Tally the lines in the data that follows that include the word "Array", and report nothing but the total.

+++

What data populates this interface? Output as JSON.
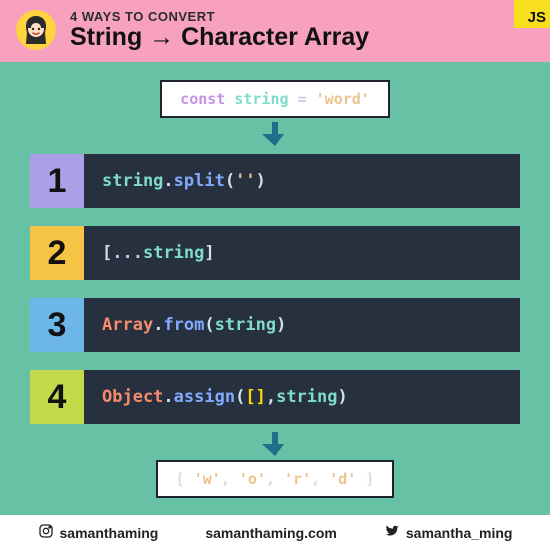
{
  "header": {
    "eyebrow": "4 WAYS TO CONVERT",
    "title": "String → Character Array",
    "badge": "JS"
  },
  "input": {
    "kw": "const",
    "var": "string",
    "op": " = ",
    "str": "'word'"
  },
  "ways": [
    {
      "num": "1",
      "segments": [
        {
          "cls": "t-var",
          "t": "string"
        },
        {
          "cls": "t-pun",
          "t": "."
        },
        {
          "cls": "t-fn",
          "t": "split"
        },
        {
          "cls": "t-pun",
          "t": "("
        },
        {
          "cls": "t-str",
          "t": "''"
        },
        {
          "cls": "t-pun",
          "t": ")"
        }
      ]
    },
    {
      "num": "2",
      "segments": [
        {
          "cls": "t-pun",
          "t": "["
        },
        {
          "cls": "t-op",
          "t": "..."
        },
        {
          "cls": "t-var",
          "t": "string"
        },
        {
          "cls": "t-pun",
          "t": "]"
        }
      ]
    },
    {
      "num": "3",
      "segments": [
        {
          "cls": "t-obj",
          "t": "Array"
        },
        {
          "cls": "t-pun",
          "t": "."
        },
        {
          "cls": "t-fn",
          "t": "from"
        },
        {
          "cls": "t-pun",
          "t": "("
        },
        {
          "cls": "t-var",
          "t": "string"
        },
        {
          "cls": "t-pun",
          "t": ")"
        }
      ]
    },
    {
      "num": "4",
      "segments": [
        {
          "cls": "t-obj",
          "t": "Object"
        },
        {
          "cls": "t-pun",
          "t": "."
        },
        {
          "cls": "t-fn",
          "t": "assign"
        },
        {
          "cls": "t-pun",
          "t": "("
        },
        {
          "cls": "t-brk",
          "t": "[]"
        },
        {
          "cls": "t-pun",
          "t": ", "
        },
        {
          "cls": "t-var",
          "t": "string"
        },
        {
          "cls": "t-pun",
          "t": ")"
        }
      ]
    }
  ],
  "output": {
    "segments": [
      {
        "cls": "t-pun",
        "t": "[ "
      },
      {
        "cls": "t-str",
        "t": "'w'"
      },
      {
        "cls": "t-pun",
        "t": ", "
      },
      {
        "cls": "t-str",
        "t": "'o'"
      },
      {
        "cls": "t-pun",
        "t": ", "
      },
      {
        "cls": "t-str",
        "t": "'r'"
      },
      {
        "cls": "t-pun",
        "t": ", "
      },
      {
        "cls": "t-str",
        "t": "'d'"
      },
      {
        "cls": "t-pun",
        "t": " ]"
      }
    ]
  },
  "footer": {
    "instagram": "samanthaming",
    "site": "samanthaming.com",
    "twitter": "samantha_ming"
  }
}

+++

## Output for this exercise
2